(Published in Naval History, U.S. Naval Institute – Summer 1990)
During the latter part of World War II, after leaving the merchant marine for the U.S. Navy, I was assigned as the engineering officer in an eagle boat. The eagle boats were Henry Ford’s quick solution to the imperative need for more escort vessels during World War I. In other words, they were sawed-off fourpipers. Habitability, as it then existed, was the same as in the four-stack destroyers.
Officers’ country and chief petty officers’ quarters weren’t too bad, but I sure pitied the crew. The original enlisted complement was 68. During World War II it was sometimes a bit more. The men were jammed into two compartments located between the engine room and a lazaretto above a 14-foot diameter single screw. Our maximum speed was 18 knots, but even when practicing creeping attacks propeller noise was enough to keep everyone awake except the totally fatigued. At higher speeds, pounding would be more descriptive.
To add to the din, a steam-powered steering engine was mounted on the after engine-room bulkhead with only the thin bulkhead separating it from the forwardmost bunks. The steering cables passed through the crew’s compartments to a tiller aft. Whenever the helm was moved, very often during zigzag operations, the steering engine sounded like a team of horses stomping on the bulkhead.
Folding mess tables and benches were used, and when assembled for each meal, they barely fit between the bunks. The galley was in the forward deckhouse, so mess cooks used tureens to carry hot chow aft.
Since we operated out of Key West, there was one misery that everyone shared, officers included – the pervasive heat. Air conditioning just didn’t exist for us. Everyone suffered from heat rash.

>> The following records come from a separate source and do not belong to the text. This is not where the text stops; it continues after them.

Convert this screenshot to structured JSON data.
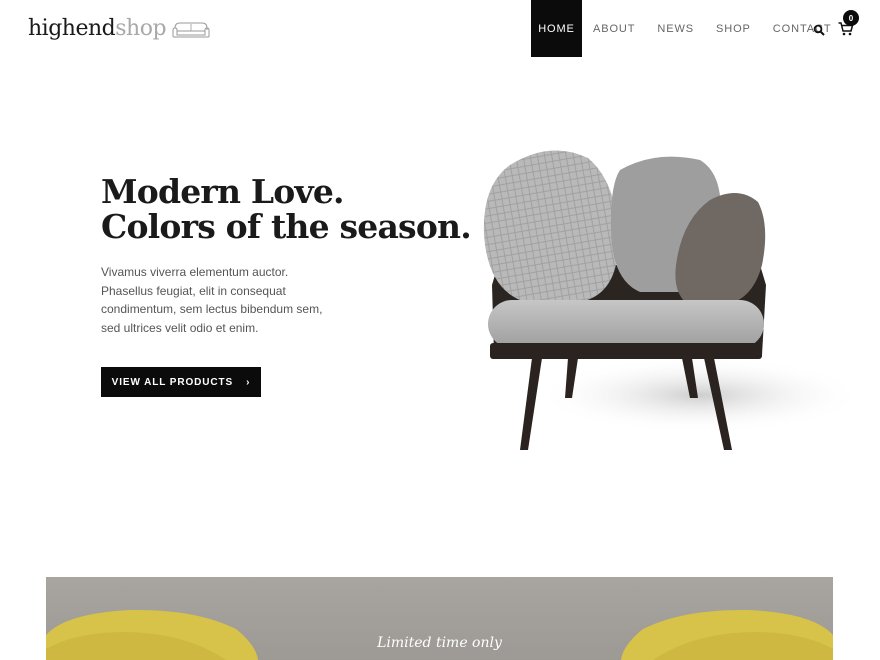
{
  "logo": {
    "part1": "highend",
    "part2": "shop",
    "icon": "sofa-outline-icon"
  },
  "nav": {
    "items": [
      {
        "label": "HOME",
        "active": true
      },
      {
        "label": "ABOUT",
        "active": false
      },
      {
        "label": "NEWS",
        "active": false
      },
      {
        "label": "SHOP",
        "active": false
      },
      {
        "label": "CONTACT",
        "active": false
      }
    ],
    "search_icon": "search-icon",
    "cart_icon": "cart-icon",
    "cart_count": "0"
  },
  "hero": {
    "title_line1": "Modern Love.",
    "title_line2": "Colors of the season.",
    "desc_lines": [
      "Vivamus viverra elementum auctor.",
      "Phasellus feugiat, elit in consequat",
      "condimentum, sem lectus bibendum sem,",
      "sed ultrices velit odio et enim."
    ],
    "cta_label": "VIEW ALL PRODUCTS",
    "cta_icon": "chevron-right-icon"
  },
  "promo": {
    "label": "Limited time only"
  },
  "colors": {
    "accent_dark": "#0b0b0b",
    "logo_grey": "#a9a9a9",
    "promo_bg": "#a39f9a",
    "chair_yellow": "#d7c24a"
  }
}
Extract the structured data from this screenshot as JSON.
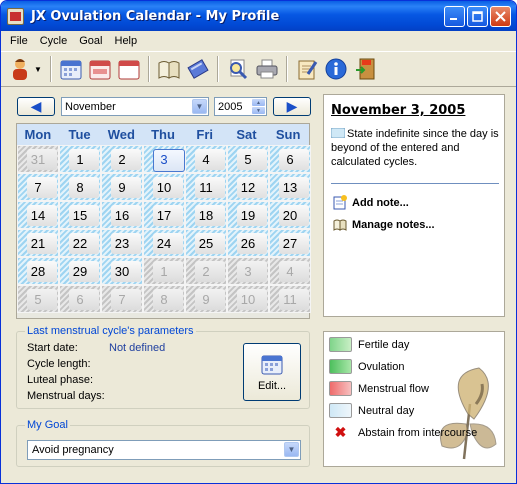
{
  "window": {
    "title": "JX Ovulation Calendar - My Profile"
  },
  "menu": [
    "File",
    "Cycle",
    "Goal",
    "Help"
  ],
  "toolbar_icons": [
    "profile-user-icon",
    "calendar-month-icon",
    "calendar-week-icon",
    "calendar-day-icon",
    "open-book-icon",
    "notebook-icon",
    "print-preview-icon",
    "printer-icon",
    "edit-note-icon",
    "info-icon",
    "exit-door-icon"
  ],
  "nav": {
    "month": "November",
    "year": "2005",
    "prev": "◀",
    "next": "▶"
  },
  "calendar": {
    "days_of_week": [
      "Mon",
      "Tue",
      "Wed",
      "Thu",
      "Fri",
      "Sat",
      "Sun"
    ],
    "weeks": [
      [
        {
          "d": "31",
          "o": true
        },
        {
          "d": "1"
        },
        {
          "d": "2"
        },
        {
          "d": "3",
          "t": true
        },
        {
          "d": "4"
        },
        {
          "d": "5"
        },
        {
          "d": "6"
        }
      ],
      [
        {
          "d": "7"
        },
        {
          "d": "8"
        },
        {
          "d": "9"
        },
        {
          "d": "10"
        },
        {
          "d": "11"
        },
        {
          "d": "12"
        },
        {
          "d": "13"
        }
      ],
      [
        {
          "d": "14"
        },
        {
          "d": "15"
        },
        {
          "d": "16"
        },
        {
          "d": "17"
        },
        {
          "d": "18"
        },
        {
          "d": "19"
        },
        {
          "d": "20"
        }
      ],
      [
        {
          "d": "21"
        },
        {
          "d": "22"
        },
        {
          "d": "23"
        },
        {
          "d": "24"
        },
        {
          "d": "25"
        },
        {
          "d": "26"
        },
        {
          "d": "27"
        }
      ],
      [
        {
          "d": "28"
        },
        {
          "d": "29"
        },
        {
          "d": "30"
        },
        {
          "d": "1",
          "o": true
        },
        {
          "d": "2",
          "o": true
        },
        {
          "d": "3",
          "o": true
        },
        {
          "d": "4",
          "o": true
        }
      ],
      [
        {
          "d": "5",
          "o": true
        },
        {
          "d": "6",
          "o": true
        },
        {
          "d": "7",
          "o": true
        },
        {
          "d": "8",
          "o": true
        },
        {
          "d": "9",
          "o": true
        },
        {
          "d": "10",
          "o": true
        },
        {
          "d": "11",
          "o": true
        }
      ]
    ]
  },
  "params": {
    "title": "Last menstrual cycle's parameters",
    "start_label": "Start date:",
    "start_value": "Not defined",
    "cycle_label": "Cycle length:",
    "luteal_label": "Luteal phase:",
    "menstrual_label": "Menstrual days:",
    "edit_label": "Edit..."
  },
  "goal": {
    "title": "My Goal",
    "value": "Avoid pregnancy"
  },
  "info": {
    "date": "November 3, 2005",
    "text": "State indefinite since the day is beyond of the entered and calculated cycles.",
    "add_note": "Add note...",
    "manage_notes": "Manage notes..."
  },
  "legend": [
    "Fertile day",
    "Ovulation",
    "Menstrual flow",
    "Neutral day",
    "Abstain from intercourse"
  ]
}
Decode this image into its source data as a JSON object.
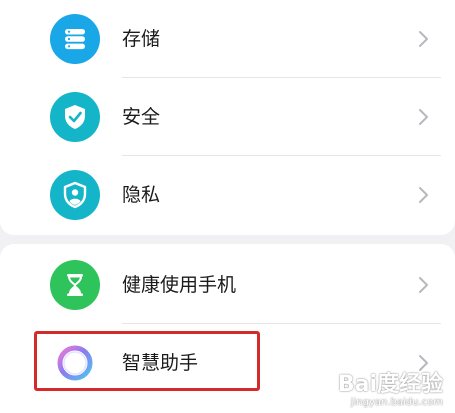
{
  "settings_list": {
    "items": [
      {
        "label": "存储",
        "icon": "storage-icon",
        "color": "#1aa7e8"
      },
      {
        "label": "安全",
        "icon": "shield-check-icon",
        "color": "#14b5c9"
      },
      {
        "label": "隐私",
        "icon": "privacy-shield-icon",
        "color": "#14b5c9"
      },
      {
        "label": "健康使用手机",
        "icon": "hourglass-icon",
        "color": "#2ec35b"
      },
      {
        "label": "智慧助手",
        "icon": "assistant-ring-icon",
        "color": "#8a7cf0"
      }
    ],
    "highlighted_item": "智慧助手"
  },
  "watermark": {
    "brand": "Bai度经验",
    "url": "jingyan.baidu.com"
  },
  "colors": {
    "background": "#f1f1f3",
    "card": "#ffffff",
    "highlight_border": "#d52a2a"
  }
}
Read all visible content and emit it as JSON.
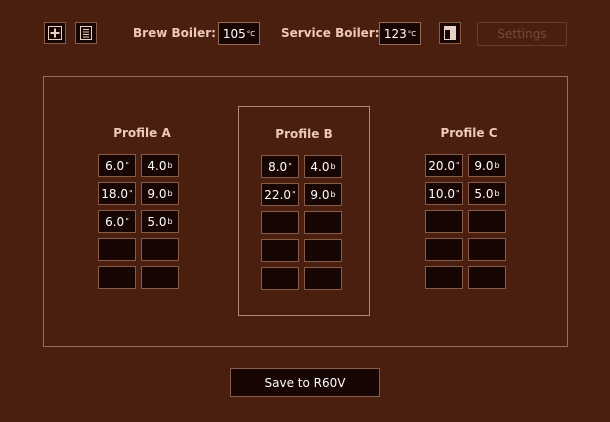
{
  "toolbar": {
    "add_icon": "plus-icon",
    "list_icon": "list-icon",
    "brew_boiler_label": "Brew Boiler:",
    "brew_boiler_value": "105",
    "brew_boiler_unit": "°C",
    "service_boiler_label": "Service Boiler:",
    "service_boiler_value": "123",
    "service_boiler_unit": "°C",
    "panel_icon": "sidebar-panel-icon",
    "settings_label": "Settings"
  },
  "profiles": [
    {
      "title": "Profile A",
      "selected": false,
      "rows": [
        {
          "time": "6.0",
          "time_unit": "\"",
          "pressure": "4.0",
          "pressure_unit": "b"
        },
        {
          "time": "18.0",
          "time_unit": "\"",
          "pressure": "9.0",
          "pressure_unit": "b"
        },
        {
          "time": "6.0",
          "time_unit": "\"",
          "pressure": "5.0",
          "pressure_unit": "b"
        },
        {
          "time": "",
          "time_unit": "",
          "pressure": "",
          "pressure_unit": ""
        },
        {
          "time": "",
          "time_unit": "",
          "pressure": "",
          "pressure_unit": ""
        }
      ]
    },
    {
      "title": "Profile B",
      "selected": true,
      "rows": [
        {
          "time": "8.0",
          "time_unit": "\"",
          "pressure": "4.0",
          "pressure_unit": "b"
        },
        {
          "time": "22.0",
          "time_unit": "\"",
          "pressure": "9.0",
          "pressure_unit": "b"
        },
        {
          "time": "",
          "time_unit": "",
          "pressure": "",
          "pressure_unit": ""
        },
        {
          "time": "",
          "time_unit": "",
          "pressure": "",
          "pressure_unit": ""
        },
        {
          "time": "",
          "time_unit": "",
          "pressure": "",
          "pressure_unit": ""
        }
      ]
    },
    {
      "title": "Profile C",
      "selected": false,
      "rows": [
        {
          "time": "20.0",
          "time_unit": "\"",
          "pressure": "9.0",
          "pressure_unit": "b"
        },
        {
          "time": "10.0",
          "time_unit": "\"",
          "pressure": "5.0",
          "pressure_unit": "b"
        },
        {
          "time": "",
          "time_unit": "",
          "pressure": "",
          "pressure_unit": ""
        },
        {
          "time": "",
          "time_unit": "",
          "pressure": "",
          "pressure_unit": ""
        },
        {
          "time": "",
          "time_unit": "",
          "pressure": "",
          "pressure_unit": ""
        }
      ]
    }
  ],
  "save_label": "Save to R60V",
  "colors": {
    "background": "#4a1f10",
    "field": "#170604",
    "border": "#8a5a48",
    "label": "#f0c8b8"
  }
}
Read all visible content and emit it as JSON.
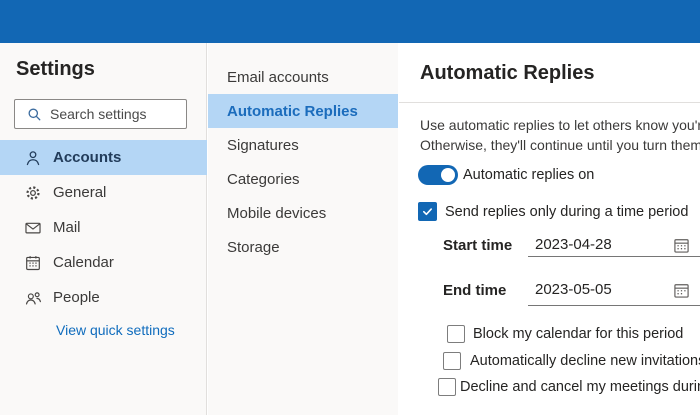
{
  "colors": {
    "accent_blue": "#1267b4",
    "selection_highlight": "#b4d6f5",
    "link_blue": "#0f6cbd",
    "selected_nav_text": "#1b6cbc"
  },
  "sidebar": {
    "title": "Settings",
    "search": {
      "placeholder": "Search settings"
    },
    "items": [
      {
        "label": "Accounts",
        "icon": "person-icon",
        "selected": true
      },
      {
        "label": "General",
        "icon": "gear-icon",
        "selected": false
      },
      {
        "label": "Mail",
        "icon": "mail-icon",
        "selected": false
      },
      {
        "label": "Calendar",
        "icon": "calendar-icon",
        "selected": false
      },
      {
        "label": "People",
        "icon": "people-icon",
        "selected": false
      }
    ],
    "quick_settings_link": "View quick settings"
  },
  "nav": {
    "items": [
      "Email accounts",
      "Automatic Replies",
      "Signatures",
      "Categories",
      "Mobile devices",
      "Storage"
    ],
    "selected": "Automatic Replies"
  },
  "panel": {
    "title": "Automatic Replies",
    "description_line1": "Use automatic replies to let others know you're",
    "description_line2": "Otherwise, they'll continue until you turn them o",
    "toggle": {
      "label": "Automatic replies on",
      "state": "on"
    },
    "time_period_checkbox": {
      "label": "Send replies only during a time period",
      "checked": true
    },
    "start_time": {
      "label": "Start time",
      "value": "2023-04-28"
    },
    "end_time": {
      "label": "End time",
      "value": "2023-05-05"
    },
    "options": [
      {
        "label": "Block my calendar for this period",
        "checked": false
      },
      {
        "label": "Automatically decline new invitations f",
        "checked": false
      },
      {
        "label": "Decline and cancel my meetings during",
        "checked": false
      }
    ]
  }
}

The sea temperature was above 80 degrees Fahrenheit and since our potable water was in an inner bottom tank, it too was above 80 degrees, except when the distilling unit was discharging into it, or into the boiler feedwater tank next to it. Then the temperature of our drinking water was more like 100 degrees, but we could depend on our water cooler to get it down to almost 80 degrees whenever we wanted a drink of cold water.
Fortunately, we had a Coke machine. It was located on the main deck aft and consisted of an ice-filled tank bearing the Coca-Cola logo. Our operating circumstances were such that we could get ice from ashore often enough to avoid a mutiny.
The fresh water system consisted of a 700-gallon gravity tank located against the galley overhead. It was fitted with a sight glass and an overflow into the galley sink. When it was depleted to the one-quarter level, the cook was supposed to notify the black gang. This meant walking aft and banging on the engine-room hatch with a huge spoon. Then the distilling system condensate pump was used to refill the tank. The cook was not that reliable. It seemed to me that the tank would always go dry when the skipper was in his shower. He’d go berserk. Also, when the tank filled the cook was in no rush to notify the black gang. Potable water that we had distilled was overflowing and being wasted. Then I’d go berserk.
We had two 30-kilowatt generators that probably would not be enough to operate the hair dryers and stereo systems in today’s frigates.
I saved the best recollection for last. Instead of separate commodes, the crew’s head consisted of a single trough spanned by six toilet seats. The fire main provided continuous flush water that came in at one end and ran out the other like a mountain stream. There were no partitions so that when six bases were loaded all six sailors could easily join hands. There were two sets of seats so that one set, after a daily scrub was left on deck to bleach in the sun.
Sitting downstream was dangerous for those with hangovers, but they were in no condition to pick their seats after a wild night ashore and there were no seat reservations. Frequently, some wise guy who was probably stuck aboard the night before would occupy the upstream seat, and without attracting attention would make a ball of toilet paper, set it afire, and gently set it afloat. Five sailors would pop up in succession regardless of their individual circumstances. The same boozers always got caught.
During the summer of 1989 I was retained to teach Japanese management methods in both a public and a private shipyard in Halifax, Nova Scotia. While there I visited the local maritime museum where a volunteer curator told me that the museum was building models of all the ships that participated in the World War II Battle of the Atlantic. He also advised that the museum did not have any useful drawings of the U.S. Navy’s World War I vintage four-pipe destroyers that had been transferred to the Royal Navy per President Franklin Roosevelt’s Lend Lease Program. I did not mention that I had such drawings and upon my return home I mailed them to the museum.
The curator’s letter of appreciation also advised, “I compared the accommodation spaces in the four pipers to those in modern frigates. Living in the four pipers must have been pure hell.”
That provoked me to write a reply. I simply described what day-to-day living was like in naval ships of that vintage, something historians rarely do. As an afterthought I sent a copy to the editor of the Naval Institute’s Naval History magazine. Except for the title that the editor assigned the above article is a faithful version of my letter.